The constitutional validity of the separation of races in the public schools of the District has been upheld in Carr v. Corning, etc., 86 U.S.App.D.C. 173, 182 F.2d 14, the opinion in that case being predicated on the 'separate but equal' doctrine. But in the instant case the white children are educated within the District of Columbia, and the colored children are educated in Maryland; and since the decision of the Supreme Court in Missouri ex rel. Gaines v. Canada, 1938, 305 U.S. 337, 59 S. Ct. 232, 83 L. Ed. 208, it has been settled that a State may not provide educational facilities within its boundary for one race and send the other outside the State to receive the same course of instruction.

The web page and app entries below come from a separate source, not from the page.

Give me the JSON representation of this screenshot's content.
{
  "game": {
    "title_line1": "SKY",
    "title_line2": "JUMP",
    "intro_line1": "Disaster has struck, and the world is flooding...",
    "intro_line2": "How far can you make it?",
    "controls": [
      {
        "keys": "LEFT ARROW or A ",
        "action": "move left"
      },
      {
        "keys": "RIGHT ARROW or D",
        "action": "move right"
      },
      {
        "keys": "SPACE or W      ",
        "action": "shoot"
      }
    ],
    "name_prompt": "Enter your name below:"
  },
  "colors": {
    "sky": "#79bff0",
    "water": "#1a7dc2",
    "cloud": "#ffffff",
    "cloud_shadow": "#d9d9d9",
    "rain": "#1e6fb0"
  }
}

I cannot agree with the District defendants that there is a distinction in this connection between providing educational facilities in institutions operated by the District and providing them by contract with institutions operated by others. As I see it, the practice involved in this case offends against the Gaines decision; and therefore, to maintain the legality of the separation of the races, it is the duty of the District to provide equal educational facilities within the District for deaf children of both races, if it provides for any therein. How this is to be done is not a matter for me to decide, but the difficulties do not seem to be insurmountable, for the record herein discloses that the President of the Columbia Institution has advised the Superintendent of Schools that provision will be made for the education of colored deaf children in segregated classes in its school, and the Board of Education has agreed to recommend the making of a contract for the Columbia Institution to so educate colored deaf children of the District commencing in September of 1952.
The motion of District defendants for summary judgment should therefore be denied.
There is no basis for granting the prayer for convening a three-judge court, and the same is denied.
Counsel will submit appropriate orders.